Mental Health and Gambling


Gambling is a pastime that can be fun and exciting, but it can also be very addictive. If you find yourself gambling more than you can afford to lose, borrowing money or feeling stressed or anxious about gambling, it may be time to seek help. This article will explore how gambling affects your mental health, and give some useful tips to stop gambling.

There are many different reasons why people gamble – it can be a way to socialise, escape from worries and stress, or just for the thrill of winning. However, gambling can also be dangerous, and it is important to be aware of the risks involved. If you are worried about your gambling, there is help available. You can get treatment, join support groups or try self-help tips.
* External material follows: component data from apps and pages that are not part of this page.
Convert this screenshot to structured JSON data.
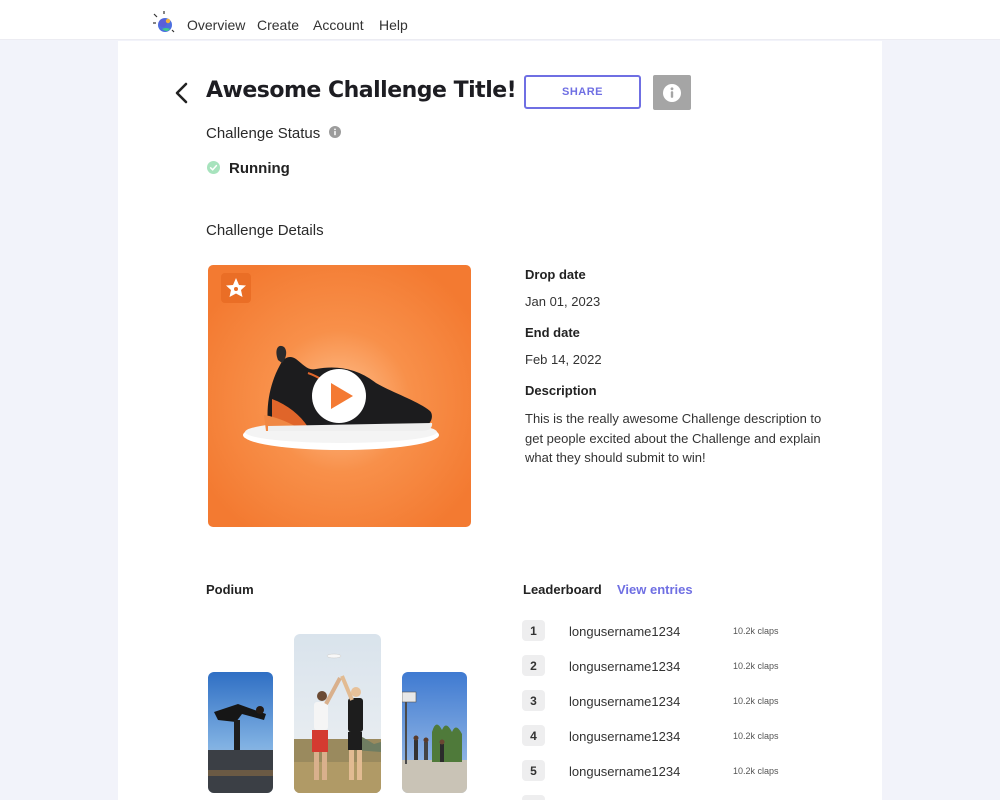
{
  "nav": {
    "items": [
      {
        "label": "Overview"
      },
      {
        "label": "Create"
      },
      {
        "label": "Account"
      },
      {
        "label": "Help"
      }
    ]
  },
  "header": {
    "title": "Awesome Challenge Title!",
    "share_label": "SHARE"
  },
  "status": {
    "label": "Challenge Status",
    "value": "Running",
    "color": "#9de0b4"
  },
  "details": {
    "heading": "Challenge Details",
    "drop_date_label": "Drop date",
    "drop_date": "Jan 01, 2023",
    "end_date_label": "End date",
    "end_date": "Feb 14, 2022",
    "description_label": "Description",
    "description": "This is the really awesome Challenge description to get people excited about the Challenge and explain what they should submit to win!"
  },
  "podium": {
    "heading": "Podium"
  },
  "leaderboard": {
    "heading": "Leaderboard",
    "view_entries": "View entries",
    "entries": [
      {
        "rank": "1",
        "username": "longusername1234",
        "claps": "10.2k claps"
      },
      {
        "rank": "2",
        "username": "longusername1234",
        "claps": "10.2k claps"
      },
      {
        "rank": "3",
        "username": "longusername1234",
        "claps": "10.2k claps"
      },
      {
        "rank": "4",
        "username": "longusername1234",
        "claps": "10.2k claps"
      },
      {
        "rank": "5",
        "username": "longusername1234",
        "claps": "10.2k claps"
      }
    ]
  },
  "colors": {
    "accent": "#6f6fe3",
    "media_orange": "#f47a33"
  }
}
The term ‘gambling’ is used to describe the act of wagering something of value on a random event, with the intention of winning more than you have risked. The amount of money that is legally wagered each year worldwide is estimated to be around $10 trillion. The vast majority of gambling is done through state-organized lotteries and football pools, which are widely available in Europe and North America. However, it is also possible to place a bet on virtually any event, from a horse race to a scratchcard.

It is important to be aware of the potential for gambling problems, as they can be extremely serious. It can cause a range of issues including debt, family violence, and mental health problems. In addition, it can have a significant impact on the quality of life for the person affected by the problem. It can also have a negative impact on the economy, as it is associated with increased crime and social problems.

If you think that you might have a problem with gambling, it is important to talk to your doctor as soon as possible. They can assess your situation and recommend appropriate treatment. For example, they might suggest cognitive behavioural therapy (CBT), which can address beliefs such as believing that certain rituals can increase your luck, or that you can win back losses by betting more.

CBT can be especially helpful for people with a gambling addiction, as it can help them to learn how to control their behavior and avoid relapse. It can also be used in conjunction with other treatments such as medication and psychotherapy.

One of the biggest challenges for people with a gambling problem is realising that they have a problem. It can be very difficult to admit that you have a gambling problem, particularly if you have lost a large amount of money and damaged your relationships with family and friends. However, there is help available for people with a gambling problem, and many have overcome it. Those who have successfully quit gambling are often surprised at how much their lives have improved. There are a number of organisations that offer support and guidance to those who have a gambling problem, and some even offer free counselling services.